TASK TO COMPLETE:
Work through the records that follow and return each line containing the word "SALVA".

Website and app data records
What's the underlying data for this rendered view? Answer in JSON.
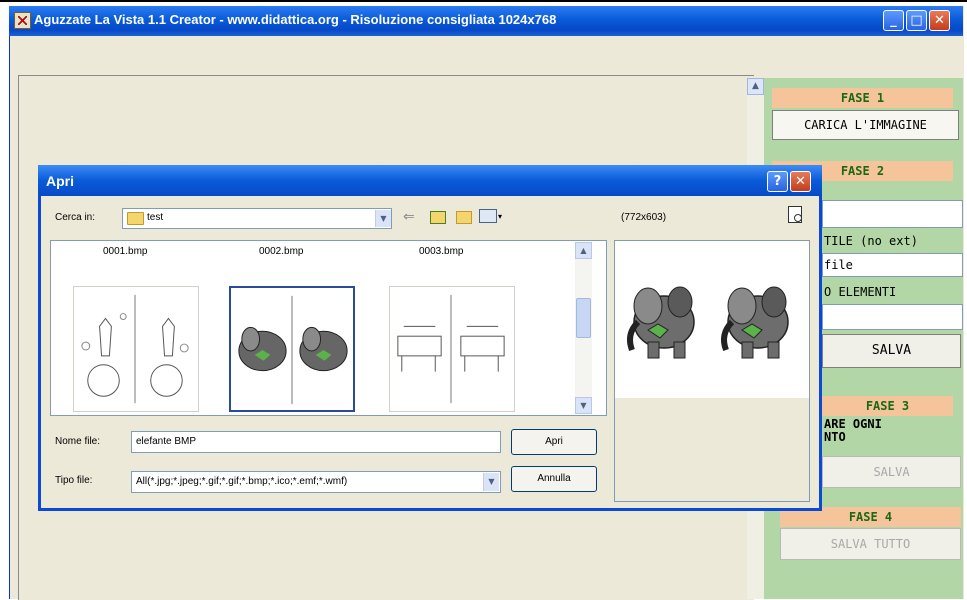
{
  "window": {
    "title": "Aguzzate La Vista 1.1 Creator - www.didattica.org - Risoluzione consigliata 1024x768",
    "minimize_glyph": "_",
    "maximize_glyph": "□",
    "close_glyph": "✕"
  },
  "right_panel": {
    "fase1": "FASE 1",
    "carica_button": "CARICA L'IMMAGINE",
    "fase2": "FASE 2",
    "file_label": "TILE (no ext)",
    "file_value": "file",
    "elementi_label": "O ELEMENTI",
    "salva_button": "SALVA",
    "fase3": "FASE 3",
    "fase3_text_line1": "ARE OGNI",
    "fase3_text_line2": "NTO",
    "salva_disabled": "SALVA",
    "fase4": "FASE 4",
    "salva_tutto": "SALVA TUTTO"
  },
  "dialog": {
    "title": "Apri",
    "help_glyph": "?",
    "close_glyph": "✕",
    "look_in_label": "Cerca in:",
    "look_in_value": "test",
    "preview_size": "(772x603)",
    "files": [
      {
        "name": "0001.bmp",
        "kind": "bubbles",
        "selected": false
      },
      {
        "name": "0002.bmp",
        "kind": "elephants",
        "selected": true
      },
      {
        "name": "0003.bmp",
        "kind": "cows",
        "selected": false
      }
    ],
    "filename_label": "Nome file:",
    "filename_value": "elefante BMP",
    "filetype_label": "Tipo file:",
    "filetype_value": "All(*.jpg;*.jpeg;*.gif;*.gif;*.bmp;*.ico;*.emf;*.wmf)",
    "open_button": "Apri",
    "cancel_button": "Annulla"
  }
}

THE ANSWER:
    "salva_button": "SALVA",
    "salva_disabled": "SALVA",
    "salva_tutto": "SALVA TUTTO"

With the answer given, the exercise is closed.